[Records from a data source]
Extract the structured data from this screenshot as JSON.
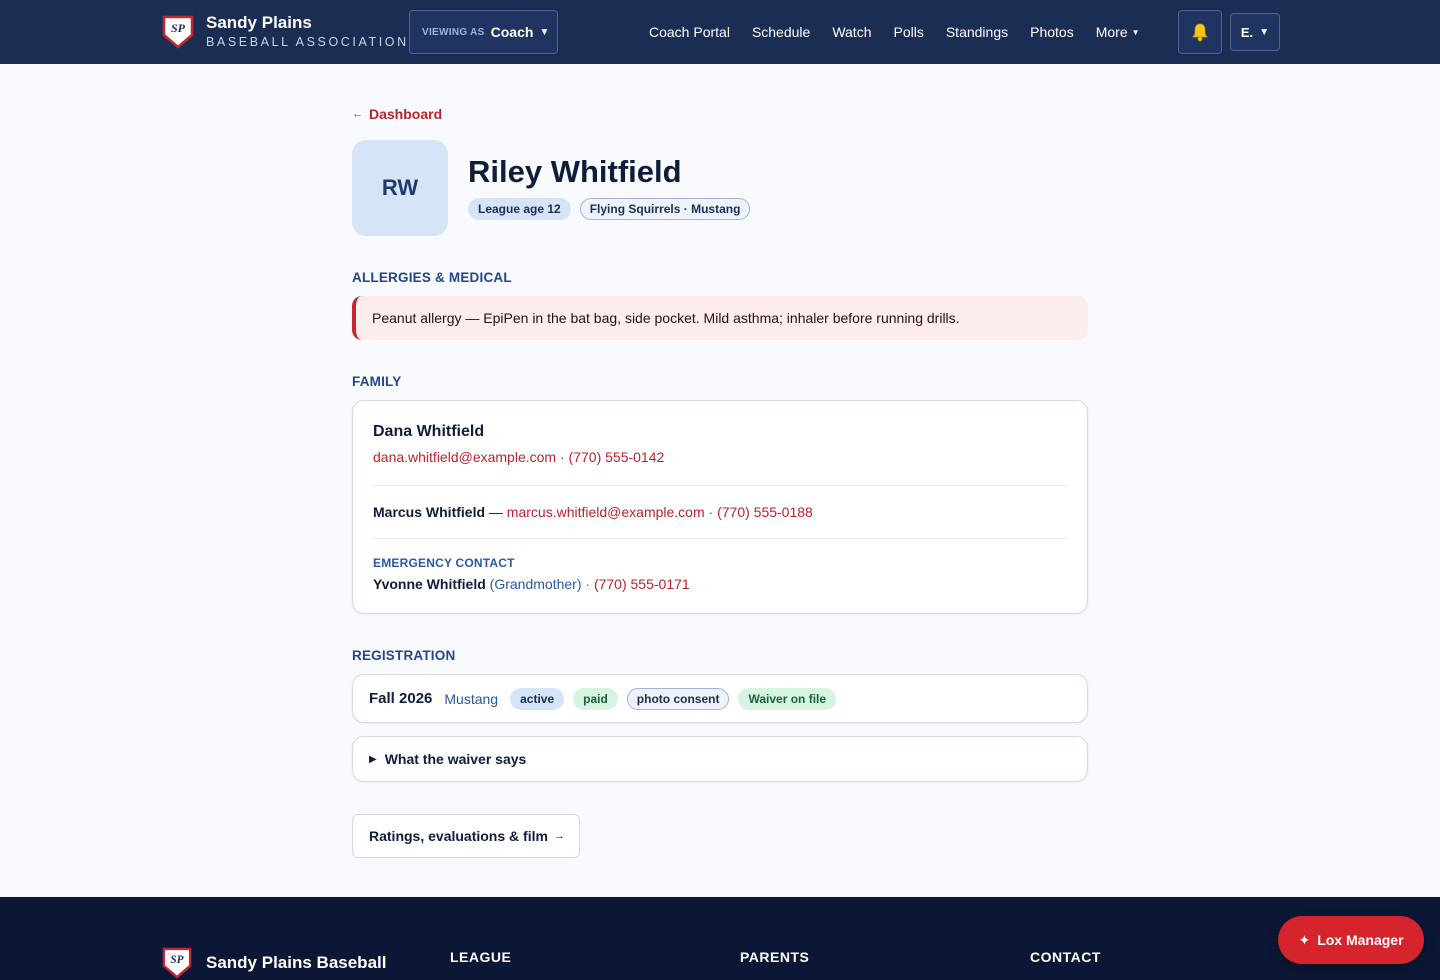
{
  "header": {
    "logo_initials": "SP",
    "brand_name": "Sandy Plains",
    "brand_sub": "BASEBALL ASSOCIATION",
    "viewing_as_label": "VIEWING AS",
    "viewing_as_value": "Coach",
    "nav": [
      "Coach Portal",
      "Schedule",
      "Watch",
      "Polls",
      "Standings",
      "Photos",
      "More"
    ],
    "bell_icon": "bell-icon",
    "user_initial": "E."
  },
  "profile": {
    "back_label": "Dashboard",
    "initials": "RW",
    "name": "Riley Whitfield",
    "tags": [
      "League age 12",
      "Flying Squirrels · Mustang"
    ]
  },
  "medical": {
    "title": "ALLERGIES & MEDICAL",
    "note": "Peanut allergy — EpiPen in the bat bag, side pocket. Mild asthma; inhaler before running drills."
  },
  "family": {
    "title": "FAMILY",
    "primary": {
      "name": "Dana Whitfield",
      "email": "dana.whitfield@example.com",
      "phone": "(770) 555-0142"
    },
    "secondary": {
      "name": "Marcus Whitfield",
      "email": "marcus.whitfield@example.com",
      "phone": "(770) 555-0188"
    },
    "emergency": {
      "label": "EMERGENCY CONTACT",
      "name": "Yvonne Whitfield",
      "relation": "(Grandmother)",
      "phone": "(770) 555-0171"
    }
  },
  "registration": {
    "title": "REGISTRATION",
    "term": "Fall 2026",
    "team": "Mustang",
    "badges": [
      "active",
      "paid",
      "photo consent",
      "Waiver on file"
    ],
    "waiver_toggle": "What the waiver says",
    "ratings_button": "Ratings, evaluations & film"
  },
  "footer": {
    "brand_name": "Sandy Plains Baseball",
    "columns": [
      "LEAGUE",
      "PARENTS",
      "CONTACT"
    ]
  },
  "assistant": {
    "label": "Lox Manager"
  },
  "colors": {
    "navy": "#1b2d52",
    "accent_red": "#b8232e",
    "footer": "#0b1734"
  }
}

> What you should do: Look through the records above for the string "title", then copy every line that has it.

> Result of this task:
    "title": "ALLERGIES & MEDICAL",
    "title": "FAMILY",
    "title": "REGISTRATION",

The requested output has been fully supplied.